■ TASK BRIEF
Begin at the line containing "Decode this image" in the records below, end at the line containing "What data populates", and retype each line in that span exactly. No other line and no image should appear.

———

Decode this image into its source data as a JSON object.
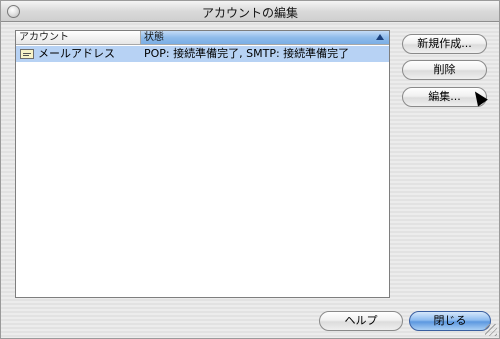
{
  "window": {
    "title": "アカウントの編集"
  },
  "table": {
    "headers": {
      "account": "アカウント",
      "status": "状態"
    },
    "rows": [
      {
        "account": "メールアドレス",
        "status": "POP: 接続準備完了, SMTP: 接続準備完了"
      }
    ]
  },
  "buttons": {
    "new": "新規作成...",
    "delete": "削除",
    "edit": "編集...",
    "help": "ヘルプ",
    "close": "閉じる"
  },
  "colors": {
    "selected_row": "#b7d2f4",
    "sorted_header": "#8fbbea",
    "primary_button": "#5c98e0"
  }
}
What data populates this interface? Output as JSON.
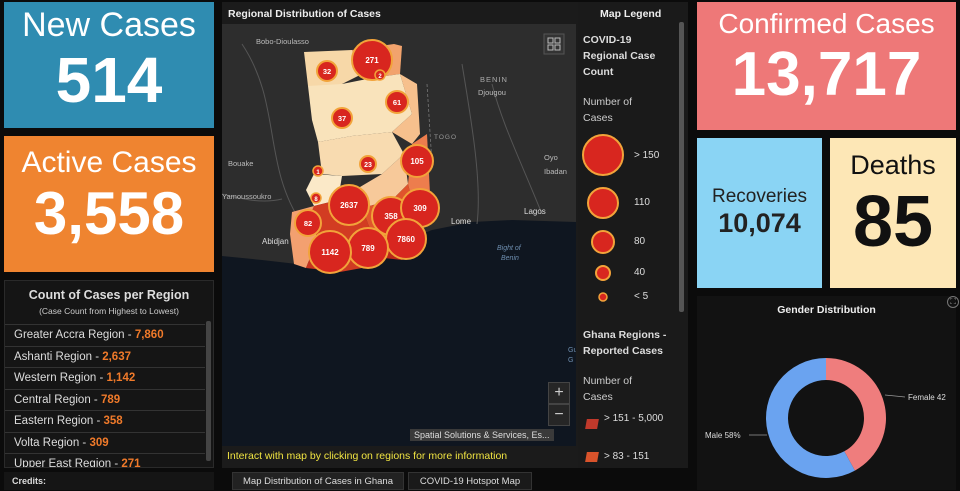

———

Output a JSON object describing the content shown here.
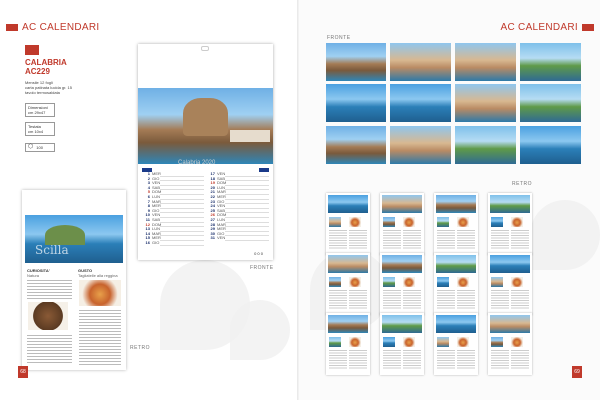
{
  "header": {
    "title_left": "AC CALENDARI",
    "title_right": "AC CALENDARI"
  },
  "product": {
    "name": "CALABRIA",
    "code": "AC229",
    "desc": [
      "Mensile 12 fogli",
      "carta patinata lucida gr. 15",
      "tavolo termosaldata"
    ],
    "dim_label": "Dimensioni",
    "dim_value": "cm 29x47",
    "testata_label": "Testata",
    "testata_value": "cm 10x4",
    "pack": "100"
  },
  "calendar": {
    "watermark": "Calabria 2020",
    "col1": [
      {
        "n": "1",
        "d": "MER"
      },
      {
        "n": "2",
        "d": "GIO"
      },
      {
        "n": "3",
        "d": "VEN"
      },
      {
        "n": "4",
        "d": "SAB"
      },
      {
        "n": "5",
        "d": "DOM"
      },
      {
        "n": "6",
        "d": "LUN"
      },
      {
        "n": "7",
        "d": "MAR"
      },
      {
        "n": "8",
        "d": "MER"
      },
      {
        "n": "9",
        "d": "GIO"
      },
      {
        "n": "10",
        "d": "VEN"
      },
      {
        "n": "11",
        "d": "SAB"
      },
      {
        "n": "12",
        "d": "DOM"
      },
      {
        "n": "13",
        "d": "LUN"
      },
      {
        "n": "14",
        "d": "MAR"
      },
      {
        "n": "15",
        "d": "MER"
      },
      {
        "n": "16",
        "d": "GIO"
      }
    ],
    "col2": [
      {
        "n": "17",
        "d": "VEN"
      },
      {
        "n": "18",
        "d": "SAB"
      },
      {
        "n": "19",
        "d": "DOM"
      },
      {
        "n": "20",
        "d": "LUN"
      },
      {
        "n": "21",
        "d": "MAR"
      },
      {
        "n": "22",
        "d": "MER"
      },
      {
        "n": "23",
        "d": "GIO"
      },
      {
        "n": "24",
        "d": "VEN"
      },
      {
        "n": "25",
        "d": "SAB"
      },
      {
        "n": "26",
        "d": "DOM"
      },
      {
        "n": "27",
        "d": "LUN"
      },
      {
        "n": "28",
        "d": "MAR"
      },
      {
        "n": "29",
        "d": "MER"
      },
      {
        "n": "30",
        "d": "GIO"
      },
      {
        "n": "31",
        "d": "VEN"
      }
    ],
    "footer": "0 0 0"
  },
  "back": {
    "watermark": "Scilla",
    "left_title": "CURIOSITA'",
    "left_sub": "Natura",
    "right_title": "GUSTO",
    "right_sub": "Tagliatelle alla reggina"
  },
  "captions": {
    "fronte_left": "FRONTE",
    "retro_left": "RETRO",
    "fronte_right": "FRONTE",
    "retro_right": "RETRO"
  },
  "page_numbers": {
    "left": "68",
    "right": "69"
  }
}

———

■ TASK ANSWER
Decode this image into its source data as a JSON object.
{
  "window": {
    "title": "アカウントの編集"
  },
  "table": {
    "headers": {
      "account": "アカウント",
      "status": "状態"
    },
    "rows": [
      {
        "account": "メールアドレス",
        "status": "POP: 接続準備完了, SMTP: 接続準備完了"
      }
    ]
  },
  "buttons": {
    "new": "新規作成...",
    "delete": "削除",
    "edit": "編集...",
    "help": "ヘルプ",
    "close": "閉じる"
  },
  "colors": {
    "selected_row": "#b7d2f4",
    "sorted_header": "#8fbbea",
    "primary_button": "#5c98e0"
  }
}
What data populates this interface? Output as JSON.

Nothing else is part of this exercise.